• AVAILABLE DATA:
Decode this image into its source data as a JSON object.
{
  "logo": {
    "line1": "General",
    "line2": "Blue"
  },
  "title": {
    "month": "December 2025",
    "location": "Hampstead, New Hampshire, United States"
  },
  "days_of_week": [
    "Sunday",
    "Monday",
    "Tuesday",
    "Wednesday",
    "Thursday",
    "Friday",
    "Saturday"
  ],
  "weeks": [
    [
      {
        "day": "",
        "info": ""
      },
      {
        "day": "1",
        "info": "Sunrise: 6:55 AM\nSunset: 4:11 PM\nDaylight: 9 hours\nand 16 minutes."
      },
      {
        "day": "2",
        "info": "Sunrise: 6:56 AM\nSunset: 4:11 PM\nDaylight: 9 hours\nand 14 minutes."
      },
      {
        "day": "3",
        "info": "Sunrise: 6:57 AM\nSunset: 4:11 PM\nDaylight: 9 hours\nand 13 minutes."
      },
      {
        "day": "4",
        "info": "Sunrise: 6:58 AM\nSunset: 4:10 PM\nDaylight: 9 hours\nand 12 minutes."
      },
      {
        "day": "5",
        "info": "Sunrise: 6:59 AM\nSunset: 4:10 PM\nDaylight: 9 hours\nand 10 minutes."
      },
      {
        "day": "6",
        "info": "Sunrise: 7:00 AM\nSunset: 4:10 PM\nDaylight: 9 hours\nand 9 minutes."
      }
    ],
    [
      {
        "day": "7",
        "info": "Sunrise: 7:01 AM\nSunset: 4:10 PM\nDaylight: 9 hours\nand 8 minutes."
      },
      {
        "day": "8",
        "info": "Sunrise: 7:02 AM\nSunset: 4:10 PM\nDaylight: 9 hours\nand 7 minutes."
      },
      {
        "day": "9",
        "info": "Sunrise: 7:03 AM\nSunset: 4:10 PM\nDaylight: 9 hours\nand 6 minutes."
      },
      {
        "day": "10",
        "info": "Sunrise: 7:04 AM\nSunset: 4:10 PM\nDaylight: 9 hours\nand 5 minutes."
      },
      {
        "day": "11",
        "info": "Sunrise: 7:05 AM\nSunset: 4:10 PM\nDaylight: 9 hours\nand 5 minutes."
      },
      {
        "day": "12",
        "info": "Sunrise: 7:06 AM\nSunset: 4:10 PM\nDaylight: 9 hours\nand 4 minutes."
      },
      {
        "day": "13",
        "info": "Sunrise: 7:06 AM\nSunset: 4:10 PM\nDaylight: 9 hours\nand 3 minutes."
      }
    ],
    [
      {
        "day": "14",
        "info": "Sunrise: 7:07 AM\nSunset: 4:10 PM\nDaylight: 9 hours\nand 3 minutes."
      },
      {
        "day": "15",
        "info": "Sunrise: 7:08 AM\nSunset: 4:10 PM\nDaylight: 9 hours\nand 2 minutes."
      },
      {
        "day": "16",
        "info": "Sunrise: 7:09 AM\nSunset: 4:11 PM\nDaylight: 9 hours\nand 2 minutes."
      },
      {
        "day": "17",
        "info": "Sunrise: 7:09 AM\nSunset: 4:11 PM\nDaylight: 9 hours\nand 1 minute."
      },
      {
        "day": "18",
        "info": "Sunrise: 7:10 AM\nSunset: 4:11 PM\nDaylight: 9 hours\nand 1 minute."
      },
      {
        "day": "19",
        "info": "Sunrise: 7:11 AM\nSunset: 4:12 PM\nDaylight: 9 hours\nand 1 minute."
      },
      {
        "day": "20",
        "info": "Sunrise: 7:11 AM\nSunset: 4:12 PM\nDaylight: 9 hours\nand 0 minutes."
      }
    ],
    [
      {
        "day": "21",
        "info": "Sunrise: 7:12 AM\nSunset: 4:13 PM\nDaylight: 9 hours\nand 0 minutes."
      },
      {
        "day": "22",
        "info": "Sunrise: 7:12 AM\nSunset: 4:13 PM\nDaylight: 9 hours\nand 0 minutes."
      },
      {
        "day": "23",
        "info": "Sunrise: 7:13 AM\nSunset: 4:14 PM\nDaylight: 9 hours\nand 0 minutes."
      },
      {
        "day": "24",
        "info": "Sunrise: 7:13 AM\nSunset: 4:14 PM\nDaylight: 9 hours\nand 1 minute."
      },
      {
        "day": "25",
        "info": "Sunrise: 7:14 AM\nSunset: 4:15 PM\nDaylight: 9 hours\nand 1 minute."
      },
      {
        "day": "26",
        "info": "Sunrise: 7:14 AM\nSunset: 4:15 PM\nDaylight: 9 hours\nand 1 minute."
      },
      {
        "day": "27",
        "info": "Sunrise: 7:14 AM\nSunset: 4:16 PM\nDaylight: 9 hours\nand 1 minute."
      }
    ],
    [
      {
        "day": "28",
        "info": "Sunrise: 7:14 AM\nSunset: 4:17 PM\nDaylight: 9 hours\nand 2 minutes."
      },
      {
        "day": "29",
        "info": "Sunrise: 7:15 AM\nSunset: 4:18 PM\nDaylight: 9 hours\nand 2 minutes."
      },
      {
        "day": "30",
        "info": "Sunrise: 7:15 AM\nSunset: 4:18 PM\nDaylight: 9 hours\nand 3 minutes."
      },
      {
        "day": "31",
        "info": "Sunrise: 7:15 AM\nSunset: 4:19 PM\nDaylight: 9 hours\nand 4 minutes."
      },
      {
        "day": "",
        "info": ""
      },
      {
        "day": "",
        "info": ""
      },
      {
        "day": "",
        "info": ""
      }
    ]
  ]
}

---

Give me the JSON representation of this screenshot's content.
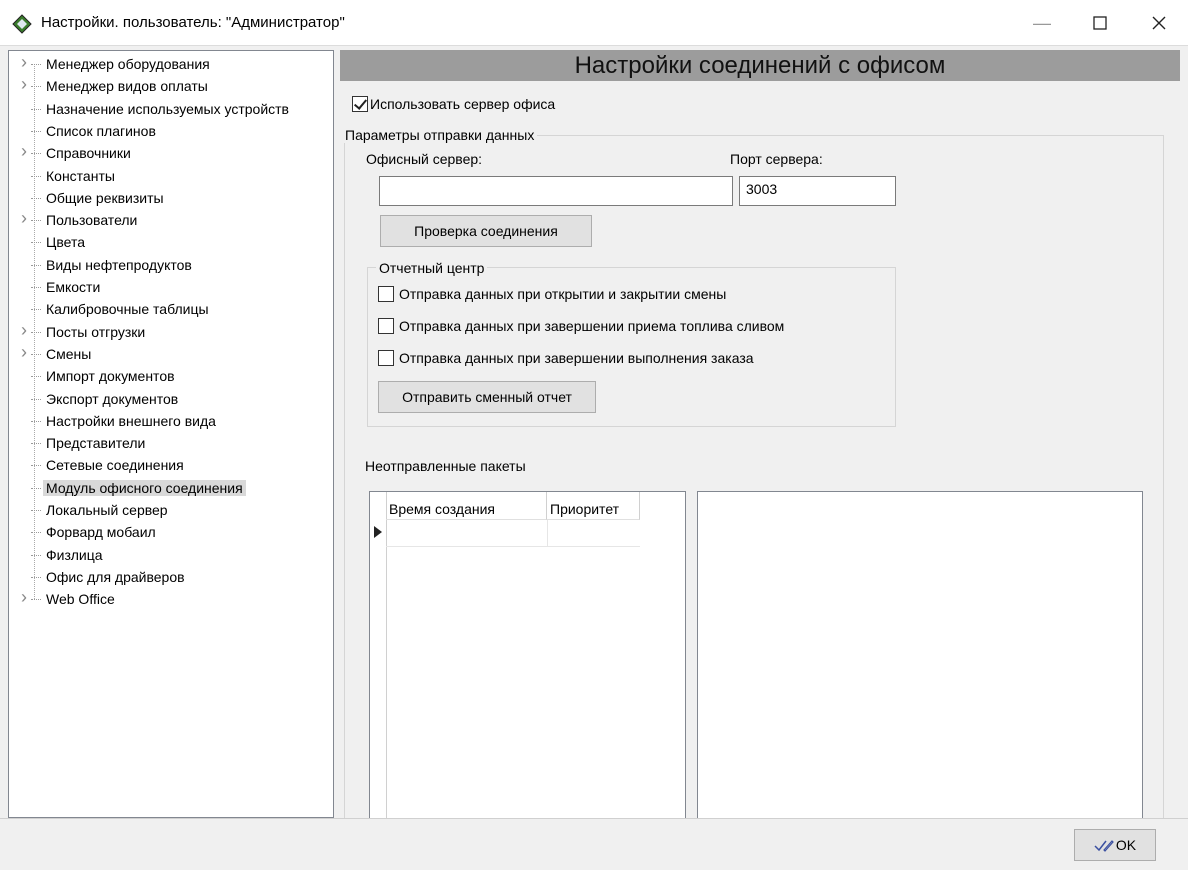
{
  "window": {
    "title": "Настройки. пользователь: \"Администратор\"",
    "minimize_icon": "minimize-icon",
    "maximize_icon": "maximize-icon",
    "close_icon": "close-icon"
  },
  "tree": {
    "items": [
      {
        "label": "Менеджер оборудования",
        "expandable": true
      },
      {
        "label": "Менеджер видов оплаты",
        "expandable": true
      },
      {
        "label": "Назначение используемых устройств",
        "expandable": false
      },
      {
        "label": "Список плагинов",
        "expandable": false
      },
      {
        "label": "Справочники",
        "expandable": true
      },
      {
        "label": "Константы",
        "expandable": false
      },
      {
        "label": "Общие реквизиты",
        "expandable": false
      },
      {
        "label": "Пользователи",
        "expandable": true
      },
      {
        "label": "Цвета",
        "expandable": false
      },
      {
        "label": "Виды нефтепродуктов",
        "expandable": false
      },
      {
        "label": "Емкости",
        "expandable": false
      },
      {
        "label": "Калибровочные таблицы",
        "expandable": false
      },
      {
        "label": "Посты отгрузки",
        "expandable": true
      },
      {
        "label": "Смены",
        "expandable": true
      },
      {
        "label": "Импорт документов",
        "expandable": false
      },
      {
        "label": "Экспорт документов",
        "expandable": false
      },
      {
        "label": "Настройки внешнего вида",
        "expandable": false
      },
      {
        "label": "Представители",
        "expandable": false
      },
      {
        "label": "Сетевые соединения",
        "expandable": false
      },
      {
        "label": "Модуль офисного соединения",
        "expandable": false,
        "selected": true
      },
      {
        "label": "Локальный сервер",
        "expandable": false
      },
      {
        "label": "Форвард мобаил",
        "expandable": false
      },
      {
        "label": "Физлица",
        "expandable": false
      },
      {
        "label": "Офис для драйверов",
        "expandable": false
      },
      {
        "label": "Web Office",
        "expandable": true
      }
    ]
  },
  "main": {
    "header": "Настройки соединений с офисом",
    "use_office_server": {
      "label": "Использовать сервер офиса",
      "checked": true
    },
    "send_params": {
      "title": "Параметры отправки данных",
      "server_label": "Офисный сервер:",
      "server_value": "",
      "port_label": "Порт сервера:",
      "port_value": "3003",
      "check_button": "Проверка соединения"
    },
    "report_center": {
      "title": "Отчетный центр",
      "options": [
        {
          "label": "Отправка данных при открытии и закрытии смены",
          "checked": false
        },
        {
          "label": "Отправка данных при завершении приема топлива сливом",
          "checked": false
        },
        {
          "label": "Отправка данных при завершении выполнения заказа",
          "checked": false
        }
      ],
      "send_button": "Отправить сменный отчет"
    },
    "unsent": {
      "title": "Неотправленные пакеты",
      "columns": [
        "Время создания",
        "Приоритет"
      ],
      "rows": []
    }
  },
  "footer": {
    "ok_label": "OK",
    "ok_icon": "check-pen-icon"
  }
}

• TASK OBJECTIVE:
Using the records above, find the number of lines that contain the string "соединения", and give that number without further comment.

• THE ANSWER:
3